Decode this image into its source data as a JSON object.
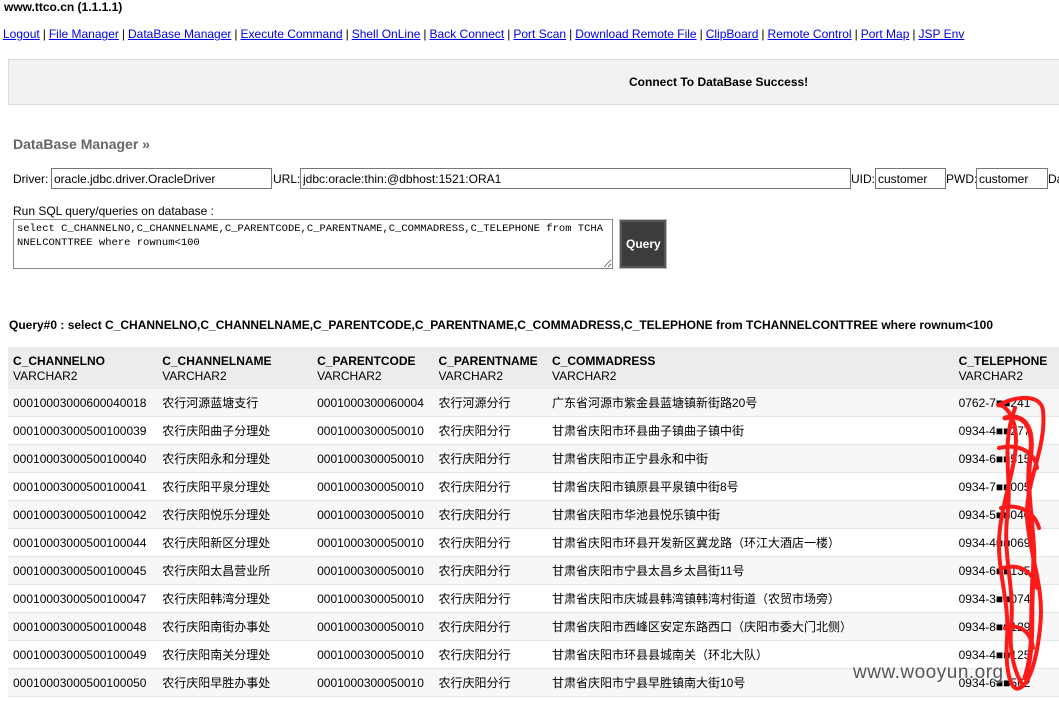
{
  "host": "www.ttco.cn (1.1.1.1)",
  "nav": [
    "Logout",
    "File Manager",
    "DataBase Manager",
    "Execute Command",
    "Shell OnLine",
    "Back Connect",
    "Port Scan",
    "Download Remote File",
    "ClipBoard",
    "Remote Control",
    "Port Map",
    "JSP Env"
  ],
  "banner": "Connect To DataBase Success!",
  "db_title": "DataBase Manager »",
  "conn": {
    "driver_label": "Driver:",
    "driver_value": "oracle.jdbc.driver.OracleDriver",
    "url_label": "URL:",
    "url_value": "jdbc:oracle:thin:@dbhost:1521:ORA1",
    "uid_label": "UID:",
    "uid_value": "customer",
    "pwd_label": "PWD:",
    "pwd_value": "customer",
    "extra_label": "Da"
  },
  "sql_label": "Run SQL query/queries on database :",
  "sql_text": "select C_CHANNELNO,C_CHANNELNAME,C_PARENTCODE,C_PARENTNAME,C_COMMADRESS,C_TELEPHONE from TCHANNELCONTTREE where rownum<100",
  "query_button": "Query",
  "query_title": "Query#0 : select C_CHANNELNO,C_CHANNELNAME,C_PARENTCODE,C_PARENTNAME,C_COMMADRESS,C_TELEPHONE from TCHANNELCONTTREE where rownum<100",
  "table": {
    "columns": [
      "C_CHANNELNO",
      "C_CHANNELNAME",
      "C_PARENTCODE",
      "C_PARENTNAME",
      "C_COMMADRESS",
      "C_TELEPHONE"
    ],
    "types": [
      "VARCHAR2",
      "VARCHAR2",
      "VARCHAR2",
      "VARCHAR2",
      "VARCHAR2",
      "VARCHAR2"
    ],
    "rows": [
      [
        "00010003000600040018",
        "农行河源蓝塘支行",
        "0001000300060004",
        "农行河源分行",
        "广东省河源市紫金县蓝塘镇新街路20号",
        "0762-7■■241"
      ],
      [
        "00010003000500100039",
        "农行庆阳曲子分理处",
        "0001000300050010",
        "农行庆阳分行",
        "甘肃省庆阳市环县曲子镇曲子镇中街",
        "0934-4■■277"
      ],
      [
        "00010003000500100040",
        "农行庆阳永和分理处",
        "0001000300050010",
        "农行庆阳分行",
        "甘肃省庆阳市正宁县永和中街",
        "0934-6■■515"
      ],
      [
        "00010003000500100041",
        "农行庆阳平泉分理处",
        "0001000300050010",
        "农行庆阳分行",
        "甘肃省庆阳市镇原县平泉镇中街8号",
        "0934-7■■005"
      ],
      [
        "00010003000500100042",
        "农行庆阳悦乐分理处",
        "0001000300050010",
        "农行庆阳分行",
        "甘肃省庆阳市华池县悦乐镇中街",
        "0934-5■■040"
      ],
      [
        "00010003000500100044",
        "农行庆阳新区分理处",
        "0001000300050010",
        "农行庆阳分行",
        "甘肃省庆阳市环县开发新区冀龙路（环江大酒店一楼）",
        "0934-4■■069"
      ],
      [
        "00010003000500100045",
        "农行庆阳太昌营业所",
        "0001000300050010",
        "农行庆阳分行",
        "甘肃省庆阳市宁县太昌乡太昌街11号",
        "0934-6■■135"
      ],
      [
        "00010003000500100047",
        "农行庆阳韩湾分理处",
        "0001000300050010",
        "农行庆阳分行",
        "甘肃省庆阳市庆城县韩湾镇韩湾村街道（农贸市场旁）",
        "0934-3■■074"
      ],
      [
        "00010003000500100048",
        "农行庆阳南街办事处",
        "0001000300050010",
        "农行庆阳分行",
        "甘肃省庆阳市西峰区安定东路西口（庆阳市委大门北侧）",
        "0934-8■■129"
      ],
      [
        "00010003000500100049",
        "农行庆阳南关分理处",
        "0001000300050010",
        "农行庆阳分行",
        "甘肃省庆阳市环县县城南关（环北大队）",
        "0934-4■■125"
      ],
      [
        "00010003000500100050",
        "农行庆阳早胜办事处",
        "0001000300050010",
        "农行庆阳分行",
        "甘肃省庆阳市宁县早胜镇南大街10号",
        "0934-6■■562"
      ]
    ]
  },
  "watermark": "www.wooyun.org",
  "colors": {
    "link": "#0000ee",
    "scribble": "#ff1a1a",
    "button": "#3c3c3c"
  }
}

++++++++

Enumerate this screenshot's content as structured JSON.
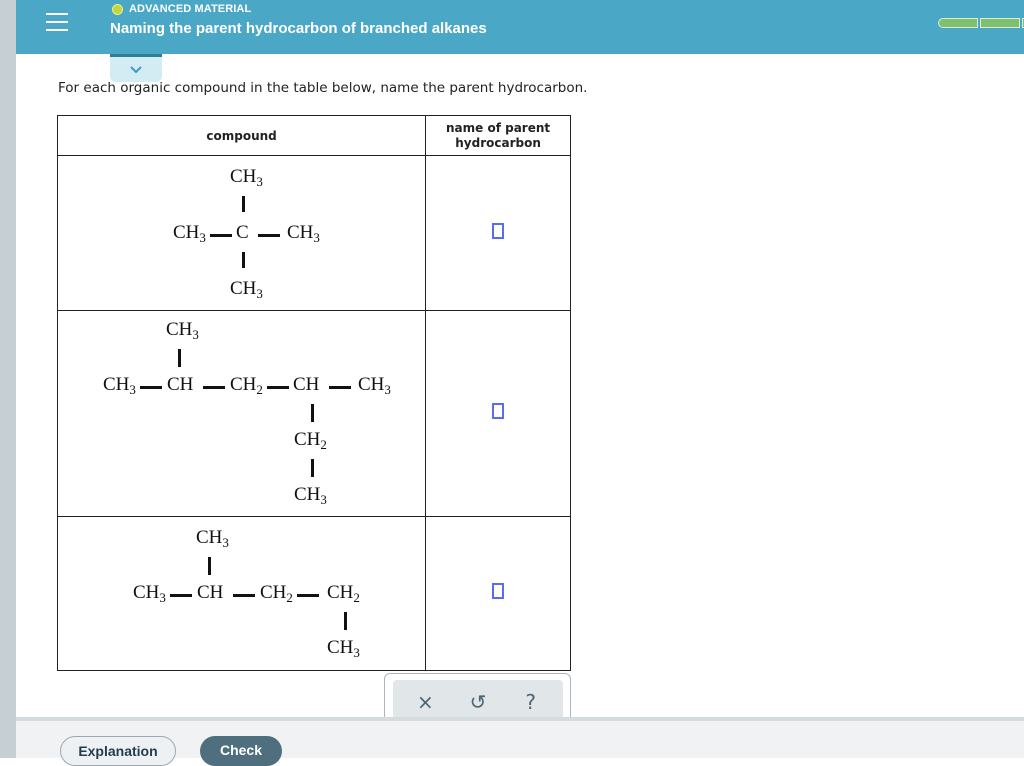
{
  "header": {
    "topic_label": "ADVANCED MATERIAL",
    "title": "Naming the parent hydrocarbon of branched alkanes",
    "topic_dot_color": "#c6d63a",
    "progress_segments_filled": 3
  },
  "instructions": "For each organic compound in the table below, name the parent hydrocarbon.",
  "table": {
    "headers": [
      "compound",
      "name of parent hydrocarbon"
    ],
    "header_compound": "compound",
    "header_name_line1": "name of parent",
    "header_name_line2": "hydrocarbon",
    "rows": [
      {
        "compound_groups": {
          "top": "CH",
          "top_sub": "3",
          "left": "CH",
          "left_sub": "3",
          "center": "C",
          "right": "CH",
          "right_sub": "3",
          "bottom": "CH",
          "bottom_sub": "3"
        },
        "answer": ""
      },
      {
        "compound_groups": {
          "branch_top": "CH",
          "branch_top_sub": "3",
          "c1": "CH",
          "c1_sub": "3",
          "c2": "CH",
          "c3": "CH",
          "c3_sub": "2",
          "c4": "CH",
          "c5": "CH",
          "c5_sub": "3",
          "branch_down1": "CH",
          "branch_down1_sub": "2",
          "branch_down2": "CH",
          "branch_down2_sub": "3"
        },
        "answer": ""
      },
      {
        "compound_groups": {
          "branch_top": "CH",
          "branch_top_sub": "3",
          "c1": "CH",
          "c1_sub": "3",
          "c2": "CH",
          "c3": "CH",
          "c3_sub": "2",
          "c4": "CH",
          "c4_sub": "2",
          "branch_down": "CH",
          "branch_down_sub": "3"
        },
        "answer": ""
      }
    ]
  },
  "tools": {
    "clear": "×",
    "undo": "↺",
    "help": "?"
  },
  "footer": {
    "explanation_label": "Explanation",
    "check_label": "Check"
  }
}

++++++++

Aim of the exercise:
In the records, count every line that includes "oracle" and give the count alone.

Response area:
2